*** Opening Data supplied ***

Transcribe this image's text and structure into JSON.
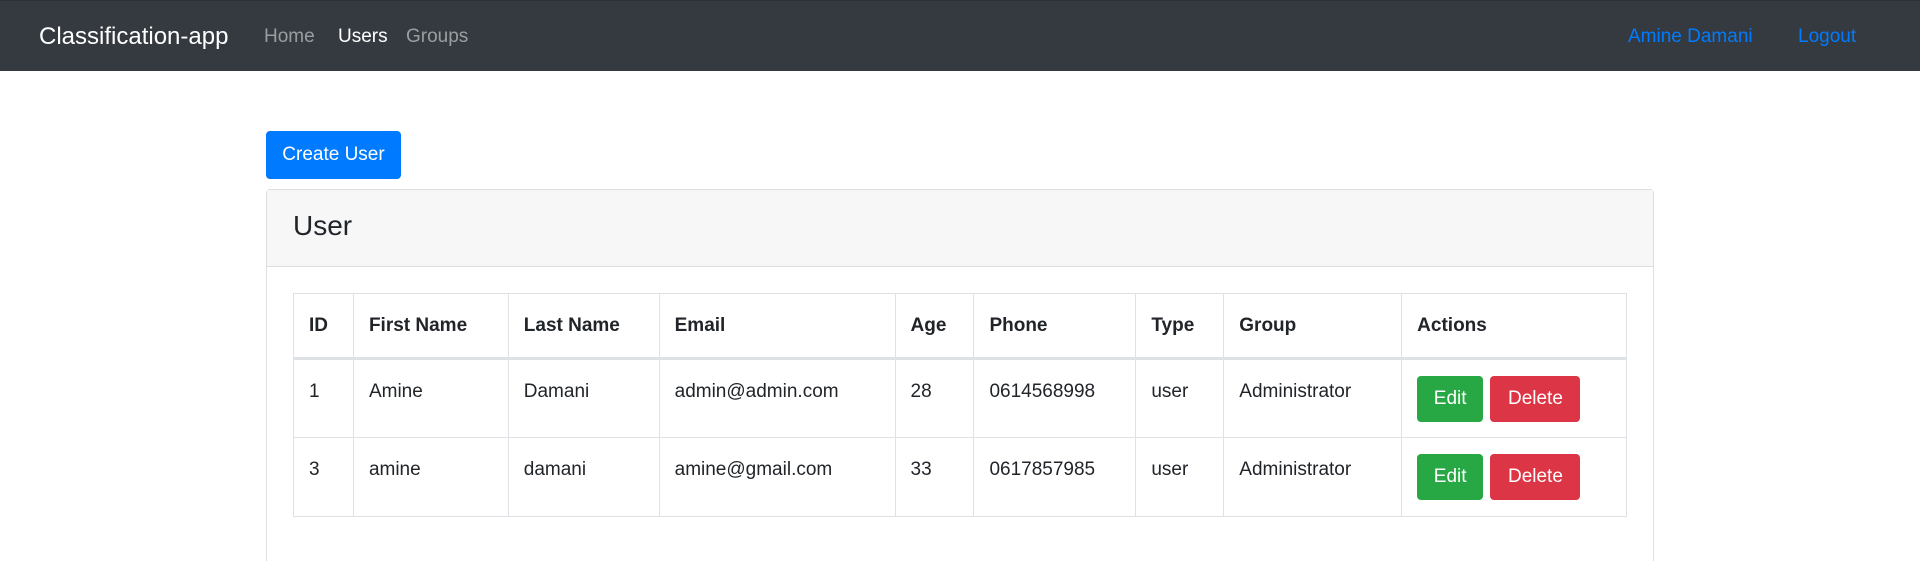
{
  "navbar": {
    "brand": "Classification-app",
    "links": [
      {
        "label": "Home",
        "active": false
      },
      {
        "label": "Users",
        "active": true
      },
      {
        "label": "Groups",
        "active": false
      }
    ],
    "user_name": "Amine Damani",
    "logout": "Logout"
  },
  "actions": {
    "create_user": "Create User"
  },
  "card": {
    "title": "User"
  },
  "table": {
    "columns": [
      "ID",
      "First Name",
      "Last Name",
      "Email",
      "Age",
      "Phone",
      "Type",
      "Group",
      "Actions"
    ],
    "rows": [
      {
        "id": "1",
        "first_name": "Amine",
        "last_name": "Damani",
        "email": "admin@admin.com",
        "age": "28",
        "phone": "0614568998",
        "type": "user",
        "group": "Administrator",
        "edit": "Edit",
        "delete": "Delete"
      },
      {
        "id": "3",
        "first_name": "amine",
        "last_name": "damani",
        "email": "amine@gmail.com",
        "age": "33",
        "phone": "0617857985",
        "type": "user",
        "group": "Administrator",
        "edit": "Edit",
        "delete": "Delete"
      }
    ]
  },
  "colors": {
    "navbar_bg": "#343a40",
    "primary": "#007bff",
    "success": "#28a745",
    "danger": "#dc3545"
  }
}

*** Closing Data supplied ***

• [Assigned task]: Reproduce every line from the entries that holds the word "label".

• [Problem solution]:
        "label": "Home",
        "label": "Users",
        "label": "Groups",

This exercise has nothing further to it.